    ‘What if one campaigns tirelessly against a moral wrong to no avail?’

    Then one has failed. Now, one may feel better about oneself, justifiably, and St Peter at the Pearly Gates may prove sympathetic, but the moral wrong goes on.

    One has failed, yes. But not all failure is moral failure. The moral wrong goes on, but it is not my personal moral wrong.

    I HAVE provided a justification. I have argued that, in a democracy, citizens are owners of the institutions that carry out these murders, and do so on behalf of, and in the name of, the citizenry as a whole.

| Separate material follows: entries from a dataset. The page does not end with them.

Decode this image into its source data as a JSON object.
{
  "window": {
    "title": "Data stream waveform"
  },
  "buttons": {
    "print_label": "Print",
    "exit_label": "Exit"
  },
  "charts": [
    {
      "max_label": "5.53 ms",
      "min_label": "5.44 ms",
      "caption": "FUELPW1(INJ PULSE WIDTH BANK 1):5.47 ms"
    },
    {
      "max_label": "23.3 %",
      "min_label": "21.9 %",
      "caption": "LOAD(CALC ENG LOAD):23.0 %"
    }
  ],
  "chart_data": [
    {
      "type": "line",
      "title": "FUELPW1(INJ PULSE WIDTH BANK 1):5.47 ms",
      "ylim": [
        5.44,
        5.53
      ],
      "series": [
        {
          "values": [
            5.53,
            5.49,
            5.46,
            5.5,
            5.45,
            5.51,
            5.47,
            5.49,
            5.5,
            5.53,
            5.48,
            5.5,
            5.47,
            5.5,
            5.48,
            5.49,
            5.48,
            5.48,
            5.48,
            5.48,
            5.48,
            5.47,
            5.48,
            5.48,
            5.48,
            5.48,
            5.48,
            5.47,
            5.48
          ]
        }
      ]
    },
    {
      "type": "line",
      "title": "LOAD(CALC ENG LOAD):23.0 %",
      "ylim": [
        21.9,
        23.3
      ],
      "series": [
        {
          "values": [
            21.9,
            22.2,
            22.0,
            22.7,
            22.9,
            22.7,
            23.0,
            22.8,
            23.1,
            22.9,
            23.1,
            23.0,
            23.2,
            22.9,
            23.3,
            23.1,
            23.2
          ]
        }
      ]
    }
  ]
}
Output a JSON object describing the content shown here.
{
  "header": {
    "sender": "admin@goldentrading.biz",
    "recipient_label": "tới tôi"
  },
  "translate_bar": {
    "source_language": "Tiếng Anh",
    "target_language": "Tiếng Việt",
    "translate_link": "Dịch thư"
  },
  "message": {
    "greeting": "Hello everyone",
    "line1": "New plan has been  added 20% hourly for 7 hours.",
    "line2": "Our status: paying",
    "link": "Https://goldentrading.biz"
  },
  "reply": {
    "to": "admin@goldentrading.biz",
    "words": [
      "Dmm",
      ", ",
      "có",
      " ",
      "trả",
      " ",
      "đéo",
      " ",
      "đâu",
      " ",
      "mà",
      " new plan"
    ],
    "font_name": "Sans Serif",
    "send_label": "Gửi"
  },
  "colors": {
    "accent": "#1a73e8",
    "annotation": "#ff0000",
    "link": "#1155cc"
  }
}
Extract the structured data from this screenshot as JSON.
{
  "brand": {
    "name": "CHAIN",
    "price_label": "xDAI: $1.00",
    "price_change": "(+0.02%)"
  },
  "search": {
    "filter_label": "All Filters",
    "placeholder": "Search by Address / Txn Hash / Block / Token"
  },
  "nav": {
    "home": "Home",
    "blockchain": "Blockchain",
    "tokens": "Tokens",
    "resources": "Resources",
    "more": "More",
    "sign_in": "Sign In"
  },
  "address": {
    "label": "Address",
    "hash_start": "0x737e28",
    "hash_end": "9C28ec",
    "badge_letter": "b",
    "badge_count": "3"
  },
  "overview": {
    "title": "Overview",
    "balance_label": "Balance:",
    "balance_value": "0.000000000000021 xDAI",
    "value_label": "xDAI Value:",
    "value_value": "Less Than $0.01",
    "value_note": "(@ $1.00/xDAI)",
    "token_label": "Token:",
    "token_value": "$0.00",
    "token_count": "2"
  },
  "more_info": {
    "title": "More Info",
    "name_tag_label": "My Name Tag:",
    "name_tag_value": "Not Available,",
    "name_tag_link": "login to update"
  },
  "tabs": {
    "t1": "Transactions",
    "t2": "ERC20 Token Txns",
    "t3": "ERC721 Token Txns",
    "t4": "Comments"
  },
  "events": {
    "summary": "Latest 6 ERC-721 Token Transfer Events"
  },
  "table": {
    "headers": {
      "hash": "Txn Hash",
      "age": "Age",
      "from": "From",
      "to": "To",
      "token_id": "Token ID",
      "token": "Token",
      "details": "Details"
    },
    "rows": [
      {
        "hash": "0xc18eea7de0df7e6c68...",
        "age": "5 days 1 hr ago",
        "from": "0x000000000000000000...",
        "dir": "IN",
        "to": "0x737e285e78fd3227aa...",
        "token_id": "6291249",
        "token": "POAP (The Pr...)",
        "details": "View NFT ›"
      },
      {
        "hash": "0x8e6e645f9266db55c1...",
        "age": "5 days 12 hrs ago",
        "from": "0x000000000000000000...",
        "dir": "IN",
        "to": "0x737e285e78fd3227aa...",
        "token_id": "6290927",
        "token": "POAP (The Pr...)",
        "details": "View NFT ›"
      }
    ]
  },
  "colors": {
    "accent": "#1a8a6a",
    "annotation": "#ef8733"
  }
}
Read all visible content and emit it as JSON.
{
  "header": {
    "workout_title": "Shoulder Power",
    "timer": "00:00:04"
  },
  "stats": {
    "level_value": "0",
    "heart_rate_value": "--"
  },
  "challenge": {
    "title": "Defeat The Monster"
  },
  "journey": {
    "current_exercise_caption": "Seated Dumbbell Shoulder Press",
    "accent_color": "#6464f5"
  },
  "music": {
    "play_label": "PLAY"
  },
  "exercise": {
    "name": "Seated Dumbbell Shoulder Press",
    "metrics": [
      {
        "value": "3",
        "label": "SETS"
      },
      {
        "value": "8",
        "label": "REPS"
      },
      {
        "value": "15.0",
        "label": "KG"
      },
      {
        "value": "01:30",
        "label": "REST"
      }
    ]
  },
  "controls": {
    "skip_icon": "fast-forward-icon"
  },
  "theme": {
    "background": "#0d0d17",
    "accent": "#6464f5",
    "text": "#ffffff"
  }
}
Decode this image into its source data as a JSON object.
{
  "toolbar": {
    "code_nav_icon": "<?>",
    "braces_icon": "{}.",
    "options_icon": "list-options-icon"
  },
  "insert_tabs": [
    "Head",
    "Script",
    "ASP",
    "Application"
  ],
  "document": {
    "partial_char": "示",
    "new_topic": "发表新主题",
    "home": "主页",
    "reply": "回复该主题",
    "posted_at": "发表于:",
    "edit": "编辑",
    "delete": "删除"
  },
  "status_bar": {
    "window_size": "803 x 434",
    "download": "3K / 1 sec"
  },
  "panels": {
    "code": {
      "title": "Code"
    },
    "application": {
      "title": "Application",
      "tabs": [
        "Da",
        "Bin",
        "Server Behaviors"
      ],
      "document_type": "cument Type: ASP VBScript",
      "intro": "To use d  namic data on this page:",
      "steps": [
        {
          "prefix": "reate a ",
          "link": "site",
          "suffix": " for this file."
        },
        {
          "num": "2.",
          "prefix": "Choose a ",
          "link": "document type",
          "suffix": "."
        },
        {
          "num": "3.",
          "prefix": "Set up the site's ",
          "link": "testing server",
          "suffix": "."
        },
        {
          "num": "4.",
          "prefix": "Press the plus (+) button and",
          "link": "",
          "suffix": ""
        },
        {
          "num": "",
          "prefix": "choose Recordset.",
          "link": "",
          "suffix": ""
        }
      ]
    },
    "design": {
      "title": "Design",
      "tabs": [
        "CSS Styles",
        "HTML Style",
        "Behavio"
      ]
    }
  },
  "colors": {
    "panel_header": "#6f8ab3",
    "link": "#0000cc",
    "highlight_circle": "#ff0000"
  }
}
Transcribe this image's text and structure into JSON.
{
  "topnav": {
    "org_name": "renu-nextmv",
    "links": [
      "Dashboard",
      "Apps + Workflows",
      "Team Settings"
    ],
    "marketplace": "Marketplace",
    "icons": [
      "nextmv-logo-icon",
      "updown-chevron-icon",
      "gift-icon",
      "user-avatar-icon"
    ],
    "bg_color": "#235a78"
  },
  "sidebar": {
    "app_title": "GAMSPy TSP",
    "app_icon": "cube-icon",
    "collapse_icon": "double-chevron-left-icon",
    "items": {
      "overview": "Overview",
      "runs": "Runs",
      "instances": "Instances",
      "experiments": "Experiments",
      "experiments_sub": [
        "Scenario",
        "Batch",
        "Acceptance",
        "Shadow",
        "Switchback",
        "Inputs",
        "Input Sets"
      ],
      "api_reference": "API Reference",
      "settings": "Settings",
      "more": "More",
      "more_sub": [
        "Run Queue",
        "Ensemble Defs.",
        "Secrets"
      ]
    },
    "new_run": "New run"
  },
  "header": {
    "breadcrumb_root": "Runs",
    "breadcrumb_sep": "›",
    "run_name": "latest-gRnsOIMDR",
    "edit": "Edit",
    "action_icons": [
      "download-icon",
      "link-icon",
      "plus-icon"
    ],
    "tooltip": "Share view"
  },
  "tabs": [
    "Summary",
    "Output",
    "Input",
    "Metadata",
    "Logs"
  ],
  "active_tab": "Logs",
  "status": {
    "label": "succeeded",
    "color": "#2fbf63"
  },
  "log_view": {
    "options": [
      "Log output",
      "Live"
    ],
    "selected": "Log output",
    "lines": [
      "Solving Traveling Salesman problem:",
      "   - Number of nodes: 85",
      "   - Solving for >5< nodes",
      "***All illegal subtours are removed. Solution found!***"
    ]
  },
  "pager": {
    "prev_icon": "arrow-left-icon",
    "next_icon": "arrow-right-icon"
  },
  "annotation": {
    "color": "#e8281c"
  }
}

    But that does not imply that collective responsibility and individual responsibility are the same thing. If the majority take a decision that is morally wrong, I must choose how to react. Your argument is that in such a case there is no choice available to me that is morally correct; that I am helpless in the face of the stubbornness of others; that lacking sufficient power to change the will of others is a moral failing. You would condemn the weak and powerless for their weakness? You would condemn children for failing to overthrow the state?

    (And I absolutely do not relish in any of this. I utterly deplore it.)

    Oh, of course you do. You relish it because it allows you to paint your enemies in the worst light possible. The evil death penalty advocates are turning our newborn babes into murderers! But they can only do so because you, through your twisted interpretation of morality, have chosen to let them. In the course of this you have created an immense amount of philosophical collateral damage, because you have refuted the fundamental moral principle that people are responsible for their own choices, and replaced it with a principle that says they are responsible for choices imposed upon them against their will. When faced with this absurdity you cry that it is simply the logical outworking of moral axioms, without comprehending that your stated moral axioms are fundamentally different from everyone else’s.

  • Jimmy Sands

    Of course Billy’s argument does have the happy consequence for his opponents of rendering the execution of an innocent conceptually impossible.

  • Billy Pilgrim

    Slappy

    Of course it’s true that, in states where executions are legal, they cannot also be legally defined as murder. I don’t think anyone could seriously confuse the arguments I have made here for legalese.

    Nor do I think that anyone has any difficulty in understanding that murder is a moral charge, as well as a legal one. So no, of course I don’t think that, say, Rick Perry, broke the laws of Texas by signing all those death warrants. Of course I don’t think he is in danger of being arrested for murder. Or take, say, the men who killed Garda Jerry McCabe. They were convicted of manslaughter, but would any reasonable person say it was incorrect to call them murderers, or to say that Garda McCabe was murdered?

    Your point is completely correct, and completely irrelevant.

    Jimmy,

    ‘Of course Billy’s argument does have the happy consequence for his opponents of rendering the execution of an innocent conceptually impossible.’

    Yes, but if a person accepted my argument, and still supported the death penalty, then we can conclude that all hope is lost for that person anyway.

    Andrew

    Another superb post. I am grateful for the time and consideration you have shown for my arguments. I’ll do you the courtesy of giving your arguments some thought before I reply, in a little while. Thanks again.

  • grandimarkey

    @Turgon

    I wondered how long it would take before you linked to that comment. You fairly seem to hound Billy Pilgrim with it…

  • Bring back big ian, the party is behaving like headless chickens since he resigned.

    forget about this issue, its a diversion, what is really going on?